# PROBLEM DESCRIPTION
Reproduce each entry below exactly, without omitting any.
Start of SOURCE MATERIAL
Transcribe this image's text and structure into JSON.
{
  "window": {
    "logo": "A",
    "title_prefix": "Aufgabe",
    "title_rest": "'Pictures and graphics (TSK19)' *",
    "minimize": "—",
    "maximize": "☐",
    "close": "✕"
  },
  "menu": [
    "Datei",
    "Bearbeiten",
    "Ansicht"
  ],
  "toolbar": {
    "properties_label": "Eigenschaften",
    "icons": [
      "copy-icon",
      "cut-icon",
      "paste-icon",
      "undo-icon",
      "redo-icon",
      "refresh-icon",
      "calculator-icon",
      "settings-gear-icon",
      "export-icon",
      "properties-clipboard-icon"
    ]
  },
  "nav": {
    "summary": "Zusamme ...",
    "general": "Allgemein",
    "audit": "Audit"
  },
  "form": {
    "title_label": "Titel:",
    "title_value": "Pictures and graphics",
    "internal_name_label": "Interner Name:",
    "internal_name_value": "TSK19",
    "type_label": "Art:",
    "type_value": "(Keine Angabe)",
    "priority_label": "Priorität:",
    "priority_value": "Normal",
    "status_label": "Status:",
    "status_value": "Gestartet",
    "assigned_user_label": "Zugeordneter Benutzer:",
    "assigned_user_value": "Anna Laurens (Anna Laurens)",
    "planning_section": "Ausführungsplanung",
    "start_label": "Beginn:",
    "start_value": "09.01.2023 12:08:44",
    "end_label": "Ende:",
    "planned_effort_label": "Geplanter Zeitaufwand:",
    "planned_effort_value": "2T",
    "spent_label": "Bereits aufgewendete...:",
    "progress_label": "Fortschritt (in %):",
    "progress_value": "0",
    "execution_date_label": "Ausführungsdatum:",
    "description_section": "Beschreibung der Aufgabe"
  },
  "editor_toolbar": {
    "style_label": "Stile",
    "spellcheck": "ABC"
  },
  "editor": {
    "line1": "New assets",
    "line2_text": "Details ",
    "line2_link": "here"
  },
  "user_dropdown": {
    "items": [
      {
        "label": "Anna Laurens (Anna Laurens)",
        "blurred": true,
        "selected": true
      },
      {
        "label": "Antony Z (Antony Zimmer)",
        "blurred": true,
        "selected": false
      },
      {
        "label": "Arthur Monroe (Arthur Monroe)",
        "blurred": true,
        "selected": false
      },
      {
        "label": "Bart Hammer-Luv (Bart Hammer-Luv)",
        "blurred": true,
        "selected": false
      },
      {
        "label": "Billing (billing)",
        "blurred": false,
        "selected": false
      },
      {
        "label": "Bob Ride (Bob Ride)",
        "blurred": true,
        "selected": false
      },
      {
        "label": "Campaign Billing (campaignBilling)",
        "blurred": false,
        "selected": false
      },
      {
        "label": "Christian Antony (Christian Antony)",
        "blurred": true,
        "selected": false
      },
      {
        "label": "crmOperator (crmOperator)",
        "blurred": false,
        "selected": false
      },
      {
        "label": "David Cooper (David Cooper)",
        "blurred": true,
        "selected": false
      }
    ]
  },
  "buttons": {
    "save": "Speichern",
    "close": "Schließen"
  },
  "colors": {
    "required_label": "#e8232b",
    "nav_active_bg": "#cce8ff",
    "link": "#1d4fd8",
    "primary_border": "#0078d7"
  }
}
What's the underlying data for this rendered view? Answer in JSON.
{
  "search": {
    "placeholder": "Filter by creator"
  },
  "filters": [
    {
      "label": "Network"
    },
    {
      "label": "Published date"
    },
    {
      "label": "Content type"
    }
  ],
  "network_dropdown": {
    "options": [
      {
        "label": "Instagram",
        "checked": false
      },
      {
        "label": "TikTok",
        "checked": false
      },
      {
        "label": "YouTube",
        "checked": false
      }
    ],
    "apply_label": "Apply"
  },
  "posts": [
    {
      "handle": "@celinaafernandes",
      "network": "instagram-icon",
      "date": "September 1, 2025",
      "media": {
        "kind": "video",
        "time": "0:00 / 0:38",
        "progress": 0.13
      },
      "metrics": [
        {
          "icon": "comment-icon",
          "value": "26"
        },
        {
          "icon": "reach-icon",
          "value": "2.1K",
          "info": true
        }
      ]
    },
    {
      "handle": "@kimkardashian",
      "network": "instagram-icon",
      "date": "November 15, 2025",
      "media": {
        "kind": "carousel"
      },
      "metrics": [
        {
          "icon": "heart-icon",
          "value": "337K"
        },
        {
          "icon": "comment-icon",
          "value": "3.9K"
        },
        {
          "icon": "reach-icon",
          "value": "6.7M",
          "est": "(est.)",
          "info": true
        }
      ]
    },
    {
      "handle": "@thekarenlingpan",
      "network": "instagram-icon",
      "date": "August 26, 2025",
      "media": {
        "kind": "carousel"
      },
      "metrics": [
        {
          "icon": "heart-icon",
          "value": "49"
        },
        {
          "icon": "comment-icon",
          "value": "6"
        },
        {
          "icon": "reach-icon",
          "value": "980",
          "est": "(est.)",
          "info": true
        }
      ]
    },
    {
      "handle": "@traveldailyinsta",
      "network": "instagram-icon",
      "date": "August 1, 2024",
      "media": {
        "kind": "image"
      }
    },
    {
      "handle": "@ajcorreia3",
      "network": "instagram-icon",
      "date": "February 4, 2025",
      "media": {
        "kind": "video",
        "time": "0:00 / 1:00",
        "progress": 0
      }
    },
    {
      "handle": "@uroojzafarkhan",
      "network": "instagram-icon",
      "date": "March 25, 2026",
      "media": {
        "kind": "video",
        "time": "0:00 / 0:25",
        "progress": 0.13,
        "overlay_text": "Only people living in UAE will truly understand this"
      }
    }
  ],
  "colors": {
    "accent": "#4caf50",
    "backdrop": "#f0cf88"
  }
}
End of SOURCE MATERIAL
# ANSWER FOR THE TASK
Transcribe this image's text and structure into JSON.
{
  "window": {
    "logo": "A",
    "title_prefix": "Aufgabe",
    "title_rest": "'Pictures and graphics (TSK19)' *",
    "minimize": "—",
    "maximize": "☐",
    "close": "✕"
  },
  "menu": [
    "Datei",
    "Bearbeiten",
    "Ansicht"
  ],
  "toolbar": {
    "properties_label": "Eigenschaften",
    "icons": [
      "copy-icon",
      "cut-icon",
      "paste-icon",
      "undo-icon",
      "redo-icon",
      "refresh-icon",
      "calculator-icon",
      "settings-gear-icon",
      "export-icon",
      "properties-clipboard-icon"
    ]
  },
  "nav": {
    "summary": "Zusamme ...",
    "general": "Allgemein",
    "audit": "Audit"
  },
  "form": {
    "title_label": "Titel:",
    "title_value": "Pictures and graphics",
    "internal_name_label": "Interner Name:",
    "internal_name_value": "TSK19",
    "type_label": "Art:",
    "type_value": "(Keine Angabe)",
    "priority_label": "Priorität:",
    "priority_value": "Normal",
    "status_label": "Status:",
    "status_value": "Gestartet",
    "assigned_user_label": "Zugeordneter Benutzer:",
    "assigned_user_value": "Anna Laurens (Anna Laurens)",
    "planning_section": "Ausführungsplanung",
    "start_label": "Beginn:",
    "start_value": "09.01.2023 12:08:44",
    "end_label": "Ende:",
    "planned_effort_label": "Geplanter Zeitaufwand:",
    "planned_effort_value": "2T",
    "spent_label": "Bereits aufgewendete...:",
    "progress_label": "Fortschritt (in %):",
    "progress_value": "0",
    "execution_date_label": "Ausführungsdatum:",
    "description_section": "Beschreibung der Aufgabe"
  },
  "editor_toolbar": {
    "style_label": "Stile",
    "spellcheck": "ABC"
  },
  "editor": {
    "line1": "New assets",
    "line2_text": "Details ",
    "line2_link": "here"
  },
  "user_dropdown": {
    "items": [
      {
        "label": "Anna Laurens (Anna Laurens)",
        "blurred": true,
        "selected": true
      },
      {
        "label": "Antony Z (Antony Zimmer)",
        "blurred": true,
        "selected": false
      },
      {
        "label": "Arthur Monroe (Arthur Monroe)",
        "blurred": true,
        "selected": false
      },
      {
        "label": "Bart Hammer-Luv (Bart Hammer-Luv)",
        "blurred": true,
        "selected": false
      },
      {
        "label": "Billing (billing)",
        "blurred": false,
        "selected": false
      },
      {
        "label": "Bob Ride (Bob Ride)",
        "blurred": true,
        "selected": false
      },
      {
        "label": "Campaign Billing (campaignBilling)",
        "blurred": false,
        "selected": false
      },
      {
        "label": "Christian Antony (Christian Antony)",
        "blurred": true,
        "selected": false
      },
      {
        "label": "crmOperator (crmOperator)",
        "blurred": false,
        "selected": false
      },
      {
        "label": "David Cooper (David Cooper)",
        "blurred": true,
        "selected": false
      }
    ]
  },
  "buttons": {
    "save": "Speichern",
    "close": "Schließen"
  },
  "colors": {
    "required_label": "#e8232b",
    "nav_active_bg": "#cce8ff",
    "link": "#1d4fd8",
    "primary_border": "#0078d7"
  }
}
What's the underlying data for this rendered view? Answer in JSON.
{
  "search": {
    "placeholder": "Filter by creator"
  },
  "filters": [
    {
      "label": "Network"
    },
    {
      "label": "Published date"
    },
    {
      "label": "Content type"
    }
  ],
  "network_dropdown": {
    "options": [
      {
        "label": "Instagram",
        "checked": false
      },
      {
        "label": "TikTok",
        "checked": false
      },
      {
        "label": "YouTube",
        "checked": false
      }
    ],
    "apply_label": "Apply"
  },
  "posts": [
    {
      "handle": "@celinaafernandes",
      "network": "instagram-icon",
      "date": "September 1, 2025",
      "media": {
        "kind": "video",
        "time": "0:00 / 0:38",
        "progress": 0.13
      },
      "metrics": [
        {
          "icon": "comment-icon",
          "value": "26"
        },
        {
          "icon": "reach-icon",
          "value": "2.1K",
          "info": true
        }
      ]
    },
    {
      "handle": "@kimkardashian",
      "network": "instagram-icon",
      "date": "November 15, 2025",
      "media": {
        "kind": "carousel"
      },
      "metrics": [
        {
          "icon": "heart-icon",
          "value": "337K"
        },
        {
          "icon": "comment-icon",
          "value": "3.9K"
        },
        {
          "icon": "reach-icon",
          "value": "6.7M",
          "est": "(est.)",
          "info": true
        }
      ]
    },
    {
      "handle": "@thekarenlingpan",
      "network": "instagram-icon",
      "date": "August 26, 2025",
      "media": {
        "kind": "carousel"
      },
      "metrics": [
        {
          "icon": "heart-icon",
          "value": "49"
        },
        {
          "icon": "comment-icon",
          "value": "6"
        },
        {
          "icon": "reach-icon",
          "value": "980",
          "est": "(est.)",
          "info": true
        }
      ]
    },
    {
      "handle": "@traveldailyinsta",
      "network": "instagram-icon",
      "date": "August 1, 2024",
      "media": {
        "kind": "image"
      }
    },
    {
      "handle": "@ajcorreia3",
      "network": "instagram-icon",
      "date": "February 4, 2025",
      "media": {
        "kind": "video",
        "time": "0:00 / 1:00",
        "progress": 0
      }
    },
    {
      "handle": "@uroojzafarkhan",
      "network": "instagram-icon",
      "date": "March 25, 2026",
      "media": {
        "kind": "video",
        "time": "0:00 / 0:25",
        "progress": 0.13,
        "overlay_text": "Only people living in UAE will truly understand this"
      }
    }
  ],
  "colors": {
    "accent": "#4caf50",
    "backdrop": "#f0cf88"
  }
}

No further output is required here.